Nasa radar finds ice on moon's north pole
A US radar that launched into space aboard an Indian spacecraft has detected craters filled with ice on the moon's north pole, according to Nasa scientists.
The US space agency's Mini-SAR radar found more than 40 small craters ranging in size from 1.6 to 15 kilometres, each full of water ice.
"Although the total amount of ice depends on its thickness in each crater, it's estimated there could be at least 600 million metric tons of water ice," Nasa said in a statement.
The finding came weeks after President Barack Obama put on ice US ambitions to return astronauts to the moon.
The lightweight, synthetic aperture radar's findings "show the moon is an even more interesting and attractive scientific, exploration and operational destination than people had previously thought," said Paul Spudis, lead investigator of the Mini-SAR experiment at the Lunar and Planetary Institute in Houston, Texas.

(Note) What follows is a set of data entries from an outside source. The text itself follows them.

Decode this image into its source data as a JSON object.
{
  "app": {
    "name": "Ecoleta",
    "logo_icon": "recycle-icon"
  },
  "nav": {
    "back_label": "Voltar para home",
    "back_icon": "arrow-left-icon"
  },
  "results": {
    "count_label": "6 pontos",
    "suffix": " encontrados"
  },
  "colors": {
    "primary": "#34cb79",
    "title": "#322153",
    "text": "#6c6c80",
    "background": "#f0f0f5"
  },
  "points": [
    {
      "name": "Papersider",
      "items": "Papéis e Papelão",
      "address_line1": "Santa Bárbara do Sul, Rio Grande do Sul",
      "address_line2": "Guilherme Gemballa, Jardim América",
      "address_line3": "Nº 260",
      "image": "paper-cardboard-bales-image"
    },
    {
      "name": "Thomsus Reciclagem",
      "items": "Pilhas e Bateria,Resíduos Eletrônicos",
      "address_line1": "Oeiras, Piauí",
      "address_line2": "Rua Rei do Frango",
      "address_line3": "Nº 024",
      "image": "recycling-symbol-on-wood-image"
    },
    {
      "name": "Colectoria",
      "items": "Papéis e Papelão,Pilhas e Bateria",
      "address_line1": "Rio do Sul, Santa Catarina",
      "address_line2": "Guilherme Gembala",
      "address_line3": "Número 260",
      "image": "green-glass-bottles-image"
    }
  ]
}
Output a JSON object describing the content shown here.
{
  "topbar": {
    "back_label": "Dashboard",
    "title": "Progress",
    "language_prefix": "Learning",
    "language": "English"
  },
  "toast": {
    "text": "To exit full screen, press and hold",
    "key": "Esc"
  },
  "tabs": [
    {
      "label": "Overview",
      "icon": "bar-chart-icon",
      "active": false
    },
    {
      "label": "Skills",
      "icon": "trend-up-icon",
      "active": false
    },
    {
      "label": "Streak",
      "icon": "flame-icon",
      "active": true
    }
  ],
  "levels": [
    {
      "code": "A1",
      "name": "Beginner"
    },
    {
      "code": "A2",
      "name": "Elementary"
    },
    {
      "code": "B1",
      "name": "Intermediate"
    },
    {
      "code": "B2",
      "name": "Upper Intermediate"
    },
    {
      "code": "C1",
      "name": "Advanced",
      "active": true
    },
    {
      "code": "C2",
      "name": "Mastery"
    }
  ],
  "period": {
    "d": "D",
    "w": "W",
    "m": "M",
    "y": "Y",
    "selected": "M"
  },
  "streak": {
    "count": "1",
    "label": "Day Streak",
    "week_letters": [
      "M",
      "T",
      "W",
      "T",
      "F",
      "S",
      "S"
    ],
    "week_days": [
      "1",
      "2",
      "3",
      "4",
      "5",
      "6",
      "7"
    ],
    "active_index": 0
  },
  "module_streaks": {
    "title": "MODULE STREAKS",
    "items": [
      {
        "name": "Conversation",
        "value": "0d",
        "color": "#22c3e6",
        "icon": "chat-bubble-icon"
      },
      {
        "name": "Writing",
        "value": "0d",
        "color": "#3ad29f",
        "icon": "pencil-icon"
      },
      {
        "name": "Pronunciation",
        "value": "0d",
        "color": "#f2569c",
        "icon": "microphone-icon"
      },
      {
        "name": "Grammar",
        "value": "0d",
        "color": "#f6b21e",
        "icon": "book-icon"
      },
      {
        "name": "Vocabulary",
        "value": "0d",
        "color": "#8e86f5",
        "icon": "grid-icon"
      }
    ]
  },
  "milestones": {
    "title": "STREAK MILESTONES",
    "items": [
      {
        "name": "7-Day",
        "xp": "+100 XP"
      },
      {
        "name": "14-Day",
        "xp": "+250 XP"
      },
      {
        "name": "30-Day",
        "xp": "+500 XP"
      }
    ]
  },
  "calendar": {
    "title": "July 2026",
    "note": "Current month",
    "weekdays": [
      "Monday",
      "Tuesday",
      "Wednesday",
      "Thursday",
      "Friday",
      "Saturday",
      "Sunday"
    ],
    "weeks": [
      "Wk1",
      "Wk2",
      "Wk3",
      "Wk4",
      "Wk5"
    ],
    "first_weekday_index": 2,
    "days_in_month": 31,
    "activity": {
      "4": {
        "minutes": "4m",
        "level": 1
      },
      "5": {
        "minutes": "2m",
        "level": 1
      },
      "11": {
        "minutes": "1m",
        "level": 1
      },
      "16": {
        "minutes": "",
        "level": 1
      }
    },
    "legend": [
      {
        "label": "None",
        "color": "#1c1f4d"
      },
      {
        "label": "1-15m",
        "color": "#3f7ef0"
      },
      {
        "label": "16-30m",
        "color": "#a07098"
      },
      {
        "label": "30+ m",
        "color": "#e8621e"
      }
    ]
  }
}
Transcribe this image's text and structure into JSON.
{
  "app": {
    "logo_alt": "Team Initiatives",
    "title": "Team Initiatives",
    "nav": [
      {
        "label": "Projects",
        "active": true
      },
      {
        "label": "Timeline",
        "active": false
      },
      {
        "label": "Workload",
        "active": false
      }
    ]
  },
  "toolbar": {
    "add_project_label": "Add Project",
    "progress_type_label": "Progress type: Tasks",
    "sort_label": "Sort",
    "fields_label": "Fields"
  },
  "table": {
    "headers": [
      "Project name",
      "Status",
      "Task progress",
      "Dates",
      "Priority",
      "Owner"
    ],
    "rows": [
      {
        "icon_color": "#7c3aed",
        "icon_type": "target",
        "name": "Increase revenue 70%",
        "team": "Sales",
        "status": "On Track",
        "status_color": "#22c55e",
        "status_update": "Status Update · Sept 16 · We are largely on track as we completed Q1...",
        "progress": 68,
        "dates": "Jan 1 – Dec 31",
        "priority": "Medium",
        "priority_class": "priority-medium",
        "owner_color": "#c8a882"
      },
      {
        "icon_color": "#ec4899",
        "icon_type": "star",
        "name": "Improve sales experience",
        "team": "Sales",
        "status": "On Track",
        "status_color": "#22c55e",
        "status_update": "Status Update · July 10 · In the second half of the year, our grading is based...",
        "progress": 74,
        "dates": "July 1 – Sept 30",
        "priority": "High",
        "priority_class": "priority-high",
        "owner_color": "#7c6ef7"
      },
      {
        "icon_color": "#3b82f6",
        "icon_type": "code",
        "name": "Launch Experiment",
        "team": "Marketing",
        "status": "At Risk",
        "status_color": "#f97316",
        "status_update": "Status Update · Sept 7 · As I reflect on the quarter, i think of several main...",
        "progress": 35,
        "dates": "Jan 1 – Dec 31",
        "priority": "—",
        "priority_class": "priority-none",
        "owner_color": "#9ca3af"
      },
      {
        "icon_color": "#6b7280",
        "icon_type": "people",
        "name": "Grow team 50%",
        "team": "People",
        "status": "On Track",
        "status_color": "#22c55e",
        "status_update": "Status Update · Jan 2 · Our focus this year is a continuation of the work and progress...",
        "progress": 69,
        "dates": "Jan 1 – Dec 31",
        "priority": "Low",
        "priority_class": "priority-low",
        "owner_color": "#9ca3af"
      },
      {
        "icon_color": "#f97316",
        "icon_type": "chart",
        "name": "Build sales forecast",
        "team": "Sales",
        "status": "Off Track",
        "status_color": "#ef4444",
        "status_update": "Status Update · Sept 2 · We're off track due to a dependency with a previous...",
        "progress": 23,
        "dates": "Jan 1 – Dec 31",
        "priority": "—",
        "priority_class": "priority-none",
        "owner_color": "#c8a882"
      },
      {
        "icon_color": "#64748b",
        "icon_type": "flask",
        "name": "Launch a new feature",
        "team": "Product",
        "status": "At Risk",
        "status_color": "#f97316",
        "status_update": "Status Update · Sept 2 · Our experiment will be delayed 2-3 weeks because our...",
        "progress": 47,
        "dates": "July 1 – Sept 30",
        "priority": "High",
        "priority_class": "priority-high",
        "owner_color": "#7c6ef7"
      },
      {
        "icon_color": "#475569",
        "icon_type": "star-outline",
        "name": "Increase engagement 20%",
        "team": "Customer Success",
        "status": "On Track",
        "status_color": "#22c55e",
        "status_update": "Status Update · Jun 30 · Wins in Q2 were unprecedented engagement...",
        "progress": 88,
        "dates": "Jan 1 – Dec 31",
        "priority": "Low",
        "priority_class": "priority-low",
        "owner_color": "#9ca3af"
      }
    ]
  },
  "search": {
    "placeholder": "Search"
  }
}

The Mini-SAR has spent the last year mapping the moon's permanently-shadowed polar craters that are not visible from earth, using the polarisation properties of reflected radio waves.
"After analysing the data, our science team determined a strong indication of water ice, a finding which will give future missions a new target to further explore and exploit," said Jason Crusan of Nasa's Space Operations Mission Directorate in Washington.
The radar's findings, to be published in the journal Geophysical Research Letters, are consistent with findings of other Nasa instruments and add to the growing scientific understanding of the multiple forms of water found on the moon.
Nasa's Moon Mineralogy Mapper, which was also on board Chandrayaan-1, has discovered water molecules in the moon's polar regions, while water vapour was detected by Nasa's Lunar Crater Observation and Sensing Satellite, or LCROSS.